By Hillel Aron
By Joseph Tsidulko
By Patrick Range McDonald
By David Futch
By Hillel Aron
By Dennis Romero
By Jill Stewart
By Dennis Romero
Once I realized I didn’t want Dan at my birthday party, I started to confide my unhappiness to my closest friends. Maybe divorce is catching. Once a friend does it, you realize it is a viable option — like suicide. Most people who commit suicide have had a close friend or family member previously do the same. Or maybe divorce isn’t contagious, and it’s just a coincidence that at 29 years old, most of my friends were also unhappy in their marriages. Their experiences add to the list of steps to take if you want to be divorced by 30. Such as ...
STEP ELEVEN: Move in together to save money.
After being married for five years, my friend Aaron was a shell of his once-acerbic self. His path to getting divorced by 30 was to move in with his girlfriend way too quickly because it made financial sense. Then, once moved in, they fell into wedding plans and a marriage. Their wedding was spectacular. Guys in gorilla costumes and everything. But once again, the wedding does not make the marriage. Like many men, Aaron did not leave his wife. He just brooded in quiet misery until she left him. Now single in his early 30s, he has never been happier, in his usual curmudgeonly way.
STEP TWELVE: All your friends are doing it.
Like a Christian kid doing the bar mitzvah circuit in eighth grade, you can feel pretty left out if you’re not part of the 27-year-olds’ wedding circuit. No parties. No presents. No center of attention. That’s how my friend Liz felt, so she decided it was time to get a boyfriend quick, and get married even quicker. She married the first person who came along. Even though he was in an awful band, called her the wrong name in bed once and never paid for dinner.
Liz’s marriage lasted only three months. She is now 30, much wiser, and I’m pretty sure she will be more discerning before getting engaged again.

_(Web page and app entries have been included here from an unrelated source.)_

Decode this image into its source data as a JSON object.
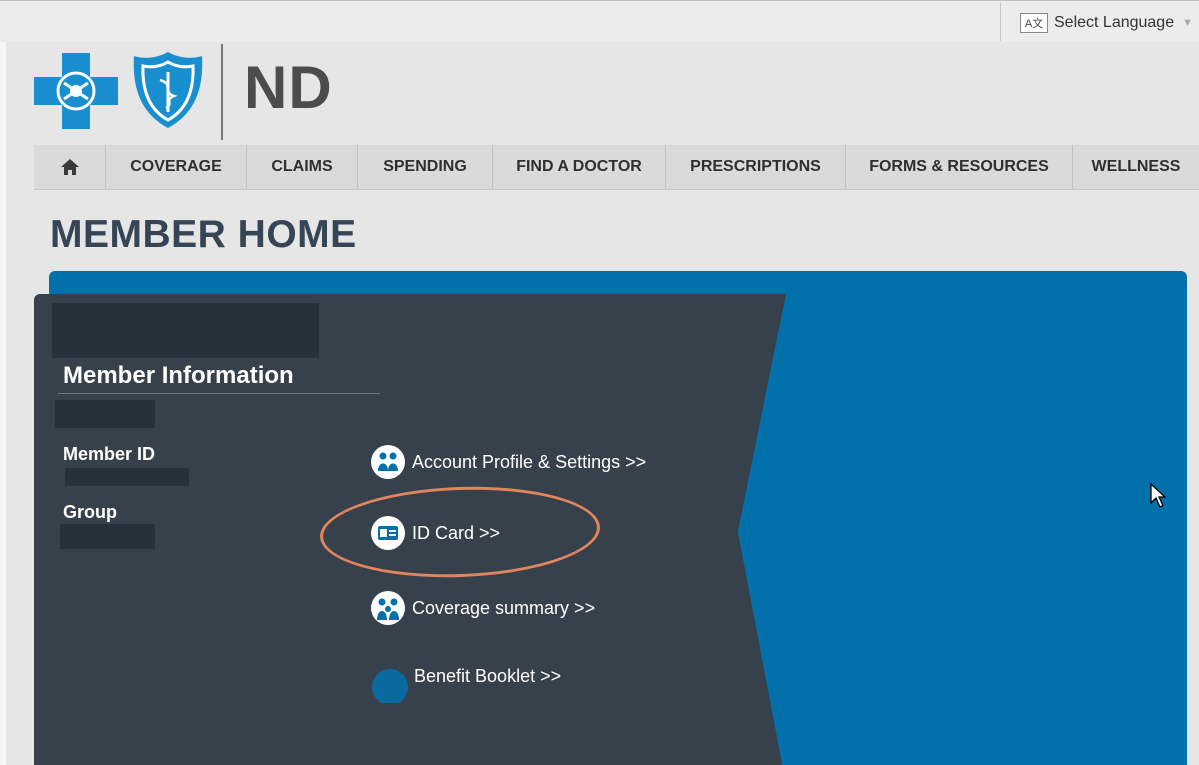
{
  "header": {
    "language_label": "Select Language",
    "language_icon_text": "A文",
    "brand_text": "ND"
  },
  "nav": {
    "home_icon": "home-icon",
    "items": [
      "COVERAGE",
      "CLAIMS",
      "SPENDING",
      "FIND A DOCTOR",
      "PRESCRIPTIONS",
      "FORMS & RESOURCES",
      "WELLNESS"
    ]
  },
  "page": {
    "title": "MEMBER HOME"
  },
  "member": {
    "section_title": "Member Information",
    "member_id_label": "Member ID",
    "group_label": "Group"
  },
  "links": [
    {
      "label": "Account Profile & Settings >>",
      "icon": "people-icon"
    },
    {
      "label": "ID Card >>",
      "icon": "id-card-icon"
    },
    {
      "label": "Coverage summary >>",
      "icon": "family-icon"
    },
    {
      "label": "Benefit Booklet >>",
      "icon": "booklet-icon"
    }
  ],
  "colors": {
    "brand_blue": "#0270aa",
    "dark_panel": "#36414b",
    "highlight": "#e0855e"
  }
}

STEP THIRTEEN: Marry your high school sweetheart.
Although marrying your high school sweetheart is a safe bet to end in divorce by 30, we continually view it as the height of romance.
Robert and his HS GF briefly broke up in college, only to decide two weeks later they couldn’t live without each other. They got married their senior year and enjoyed the constant cooing whenever anyone asked how they met. It was 10th-grade biology. He sat behind her. She passed him a note. And after their first date at the mall, nothing was going to get in the way of their intense, I-will-die-for-you first love. Except when at 28 years old, he realized they had little in common other than lots of memories. Which brings me to ...
STEP FOURTEEN: Ignore your spouse and dive into a new addiction.
To escape from his daily discontentment, Robert started playing World of Warcraft. Once he hit level 70, his wife had an affair with a co-worker. And he was divorced soon after.
STEP FIFTEEN: Beat a dead horse.
This general late-20s relationship melancholy transcends sexual orientation. Although not technically married, my friend Alise went to the West Hollywood courthouse to get domestic-partner papers with her live-in girlfriend of three years. A year later, Alise was tired of the lesbian bed death, the constant talking riddled with miscommunications, and the biweekly therapy sessions.
Marriage shouldn’t be that hard, and if it is, it’s time to leave. The brink of 30 is a good age to realize that beating a dead horse won’t make it move any faster.
Once You’ve Made It Through the Steps
Aaron, Alise, Liz, Robert, Michelle and I all got divorced within a month of one another. Michelle and I actually left our husbands on the same day.
Each couple had different degrees of fighting and sadness and aftermath. After struggling with my feelings for a few months, I couldn’t ignore my despondency any longer. I waited for Dan to come home, and the minute he walked through the door, I said, “I’m unhappy and think we should get a divorce.” He said, “Okay.” It turns out he was unfulfilled as well. I was just the first one to say it. Which makes sense, since I was always the chronically list-making, perpetually planning, compulsive organizer. And he was the laid-back, pot-smoking, expend-as-little-energy-as-possible guy.
Like Aaron and Robert with their spouses, Dan waited for me to decide to leave. Men are more comfortable with the status quo. Even if that status sucks. Even Alise, who was sort of the “girl” in the relationship, made the decision to leave her wife. My theory on this is that men are ultimately too lazy to get divorced. The numbing misery is better than the paperwork.
A few days after Dan and I spoke, I flew to Miami to get away and to tell my parents I was getting divorced. Minutes after being picked up at the airport, while driving over the causeway, I blurted out that Dan and I were done. My mother sighed and said, “It’s very sad when a five-year marriage only lasts two and a half years.” Then my father asked if I had a quarter for the toll.